It ain’t India unless there’s a cow in the middle of the road.
Seriously, every place I’ve been, cows can be found leisurely crossing the road (and other farm animals, but the cow is the most quintessential), seemingly oblivious to the hurricane of traffic swirling around them.
If I had to concisely sum up my experience of India, I would describe it as sensory overload. This feeling mainly applies to my time in the major cities, as Ladakh and Arunachal Pradesh are much more remote, peaceful, and pleasing to the senses (or at least to mine). But despite the dense population and chaotic way of life here, things seem to function, even if I can’t always see the rhyme or reason as a foreigner.
I’m back in Delhi after two solid days of rest in Guwahati. I found a copy of The Alchemist by Paulo Coelho on the bookshelf in the communal living room, and quickly read it cover to cover. I know most of the western world has already read this book and I am late to the game, but better late than never. It was a gem; there are many little nuggets of wisdom and interesting analogies weaved throughout the story.
The bus ride was less like hell and more like purgatory.
It turns out I was armed with higher tolerance on the way back from Ziro than I had on the way there. To my surprise, the same “punk kid” ended up being my Sumo driver from Ziro back to Naharlagun. This coincidence made me smile, and, once again, his driving skills proved solid. Once we arrived, he shouldered my backpack and took me directly to the bus stand. We exchanged a handshake and then parted ways.
On May 12th, I set out for Leh airport from my guesthouse at 7 am to catch my morning flight to Guwahati. I had booked my AirBnB accommodations literally ten minutes before leaving, just barely managing it with the in-and-out wifi signal. I know by now that I prefer to have my accommodations booked before I set foot in a new place, at least for the first night. It saves time, energy, and potential stress, especially in a chaotic, big city like Guwahati. The guesthouse I chose (Shimzun Guest House) is owned by Chihan, who lives with his sister and nephew in a separate apartment downstairs (with some communal areas). He was happy to have me stay with them despite booking at the last minute.

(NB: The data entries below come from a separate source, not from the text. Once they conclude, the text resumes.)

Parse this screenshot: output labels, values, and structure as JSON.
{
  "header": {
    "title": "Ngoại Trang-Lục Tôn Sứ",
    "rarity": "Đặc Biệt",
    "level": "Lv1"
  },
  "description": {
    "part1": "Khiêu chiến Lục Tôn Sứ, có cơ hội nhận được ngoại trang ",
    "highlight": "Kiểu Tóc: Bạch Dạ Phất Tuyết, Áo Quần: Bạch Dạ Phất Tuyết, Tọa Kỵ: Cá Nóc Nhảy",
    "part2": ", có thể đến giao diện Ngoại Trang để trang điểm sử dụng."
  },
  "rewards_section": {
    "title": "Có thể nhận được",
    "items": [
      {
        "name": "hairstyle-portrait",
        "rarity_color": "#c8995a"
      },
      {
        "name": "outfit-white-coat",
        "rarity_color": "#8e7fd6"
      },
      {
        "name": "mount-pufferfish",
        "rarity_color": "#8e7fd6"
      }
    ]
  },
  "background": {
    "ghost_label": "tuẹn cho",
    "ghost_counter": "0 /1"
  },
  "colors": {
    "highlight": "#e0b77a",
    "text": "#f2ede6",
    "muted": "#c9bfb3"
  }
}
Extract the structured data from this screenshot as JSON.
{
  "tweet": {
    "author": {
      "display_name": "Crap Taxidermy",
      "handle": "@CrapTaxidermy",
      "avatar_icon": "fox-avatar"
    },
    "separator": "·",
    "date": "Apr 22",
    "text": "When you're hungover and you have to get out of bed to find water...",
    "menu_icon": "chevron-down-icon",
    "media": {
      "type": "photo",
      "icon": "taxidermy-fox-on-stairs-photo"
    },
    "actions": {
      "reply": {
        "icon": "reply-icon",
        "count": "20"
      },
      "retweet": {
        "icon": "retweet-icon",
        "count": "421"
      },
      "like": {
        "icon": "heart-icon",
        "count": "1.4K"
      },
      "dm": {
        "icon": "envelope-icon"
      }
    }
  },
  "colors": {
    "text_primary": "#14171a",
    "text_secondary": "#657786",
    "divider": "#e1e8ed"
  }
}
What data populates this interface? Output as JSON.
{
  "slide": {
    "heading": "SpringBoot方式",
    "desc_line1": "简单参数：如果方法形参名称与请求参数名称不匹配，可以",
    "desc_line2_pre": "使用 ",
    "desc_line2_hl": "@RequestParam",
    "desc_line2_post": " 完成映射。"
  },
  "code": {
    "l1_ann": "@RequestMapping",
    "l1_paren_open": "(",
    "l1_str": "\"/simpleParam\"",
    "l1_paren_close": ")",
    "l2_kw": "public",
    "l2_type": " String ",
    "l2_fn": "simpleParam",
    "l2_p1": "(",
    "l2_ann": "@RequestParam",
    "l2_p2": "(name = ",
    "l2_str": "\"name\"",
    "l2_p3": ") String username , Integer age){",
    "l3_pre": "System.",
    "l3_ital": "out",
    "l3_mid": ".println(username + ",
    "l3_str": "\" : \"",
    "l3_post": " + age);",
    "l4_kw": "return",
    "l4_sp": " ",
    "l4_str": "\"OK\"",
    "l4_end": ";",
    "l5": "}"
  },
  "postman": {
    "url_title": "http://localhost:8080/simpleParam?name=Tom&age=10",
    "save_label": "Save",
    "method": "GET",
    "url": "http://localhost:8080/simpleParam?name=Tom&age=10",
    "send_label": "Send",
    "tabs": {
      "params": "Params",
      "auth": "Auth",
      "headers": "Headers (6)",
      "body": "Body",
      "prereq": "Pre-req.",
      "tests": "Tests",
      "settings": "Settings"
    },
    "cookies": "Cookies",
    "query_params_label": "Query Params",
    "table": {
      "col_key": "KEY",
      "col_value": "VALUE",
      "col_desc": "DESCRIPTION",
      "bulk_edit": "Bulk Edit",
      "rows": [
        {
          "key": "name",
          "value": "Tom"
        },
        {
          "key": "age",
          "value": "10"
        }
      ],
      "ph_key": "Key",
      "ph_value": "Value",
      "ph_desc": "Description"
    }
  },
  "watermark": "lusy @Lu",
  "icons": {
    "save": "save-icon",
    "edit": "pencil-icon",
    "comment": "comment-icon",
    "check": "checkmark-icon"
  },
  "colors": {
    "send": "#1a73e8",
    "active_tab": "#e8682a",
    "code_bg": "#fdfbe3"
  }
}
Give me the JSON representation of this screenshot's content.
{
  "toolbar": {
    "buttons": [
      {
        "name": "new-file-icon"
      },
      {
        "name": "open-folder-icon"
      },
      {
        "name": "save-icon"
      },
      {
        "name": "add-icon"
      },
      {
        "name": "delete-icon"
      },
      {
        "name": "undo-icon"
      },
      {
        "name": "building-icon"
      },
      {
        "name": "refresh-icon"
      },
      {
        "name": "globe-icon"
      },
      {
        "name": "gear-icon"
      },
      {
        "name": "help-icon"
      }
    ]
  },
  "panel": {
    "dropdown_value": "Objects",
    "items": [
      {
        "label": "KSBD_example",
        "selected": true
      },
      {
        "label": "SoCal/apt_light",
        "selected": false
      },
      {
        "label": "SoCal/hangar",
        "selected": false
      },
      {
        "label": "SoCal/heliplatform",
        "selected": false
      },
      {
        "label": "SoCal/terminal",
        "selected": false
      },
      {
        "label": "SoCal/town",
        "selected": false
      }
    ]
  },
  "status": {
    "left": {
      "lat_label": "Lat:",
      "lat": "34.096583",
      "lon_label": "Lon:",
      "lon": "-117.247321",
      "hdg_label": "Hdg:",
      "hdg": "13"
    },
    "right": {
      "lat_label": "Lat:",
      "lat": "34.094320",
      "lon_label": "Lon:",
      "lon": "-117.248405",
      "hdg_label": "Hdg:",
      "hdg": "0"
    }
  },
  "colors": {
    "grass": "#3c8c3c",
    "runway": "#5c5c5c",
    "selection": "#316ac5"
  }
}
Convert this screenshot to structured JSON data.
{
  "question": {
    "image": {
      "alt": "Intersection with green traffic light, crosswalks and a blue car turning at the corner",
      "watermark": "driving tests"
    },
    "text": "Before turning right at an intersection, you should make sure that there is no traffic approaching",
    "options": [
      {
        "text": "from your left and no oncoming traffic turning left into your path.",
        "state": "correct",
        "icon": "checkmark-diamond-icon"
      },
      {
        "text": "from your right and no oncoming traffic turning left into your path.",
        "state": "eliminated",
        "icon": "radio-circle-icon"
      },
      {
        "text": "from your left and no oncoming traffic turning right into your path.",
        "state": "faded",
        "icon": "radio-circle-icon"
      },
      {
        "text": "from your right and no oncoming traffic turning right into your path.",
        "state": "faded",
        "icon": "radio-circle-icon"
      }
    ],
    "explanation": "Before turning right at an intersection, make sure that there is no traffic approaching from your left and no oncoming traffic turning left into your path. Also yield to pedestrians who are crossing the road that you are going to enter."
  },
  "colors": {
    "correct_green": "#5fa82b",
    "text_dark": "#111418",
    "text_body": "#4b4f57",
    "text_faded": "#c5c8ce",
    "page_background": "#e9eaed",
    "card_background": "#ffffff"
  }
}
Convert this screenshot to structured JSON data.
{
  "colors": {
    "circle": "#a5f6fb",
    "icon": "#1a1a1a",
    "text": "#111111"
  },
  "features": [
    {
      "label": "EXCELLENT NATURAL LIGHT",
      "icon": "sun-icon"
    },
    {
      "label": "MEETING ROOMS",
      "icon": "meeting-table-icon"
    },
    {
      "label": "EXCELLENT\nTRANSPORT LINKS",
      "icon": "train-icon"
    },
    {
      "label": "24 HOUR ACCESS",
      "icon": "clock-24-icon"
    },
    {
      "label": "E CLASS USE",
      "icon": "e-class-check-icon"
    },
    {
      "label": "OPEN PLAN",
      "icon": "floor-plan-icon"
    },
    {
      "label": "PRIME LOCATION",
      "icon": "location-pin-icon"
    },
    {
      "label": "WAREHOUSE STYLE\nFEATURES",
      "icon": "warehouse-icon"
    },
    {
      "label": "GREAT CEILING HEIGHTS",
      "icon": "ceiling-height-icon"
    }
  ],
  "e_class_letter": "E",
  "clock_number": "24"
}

Since I last wrote in this blog in 2014, a hell of a lot has happened, for better and for worse (but mostly for the better). A few of these events I could have imagined, but others I could never have predicted.
Travelling to Thailand for two and a half months in 2014, following the death of my father, was my first flirtation with rebellion and adventure. I did not outright quit my PhD program in chemistry—I initially took a four-month leave of absence in order to maintain a safety net. Still, in my mind, I was finally channeling my inner badass, a formerly dilligent graduate student gone rogue. I temporarily detoured from academia in the hope of gaining a renewed vitality in being estranged from my normal way of life.
This morning, my guide (Ishey) and porter (Deachen) picked me up from my guesthouse around 7:30 am. I left a load of belongings with the guesthouse owners for safekeeping during the trek, resorting only to the absolute essentials. We set out by taxi to drive towards the mountains, on the mostly rocky (and very bumpy) road to Chilling (3210 m), which took several hours.
At one point that offered a stunning view of turquoise water against the mountain backdrop, Ishey asked the driver to stop so that I could take a photo. I pulled out my little Apeman camera from my jacket pocket, ready to start snapping away, and, much to my horror, the camera did not turn on. I had fully charged it the night before (or so I thought), but obviously something had gone awry. Power outages intermittently occur at my guesthouse, which could have been the cause, or maybe I accidentally turned off the switch that powered the outlet. Either way, like an idiot, I had forgotten to charge the backup batteries and didn’t bring a backup camera source (iPad, phone), choosing to leave them at the guesthouse. Maybe the altitude had gotten to my head.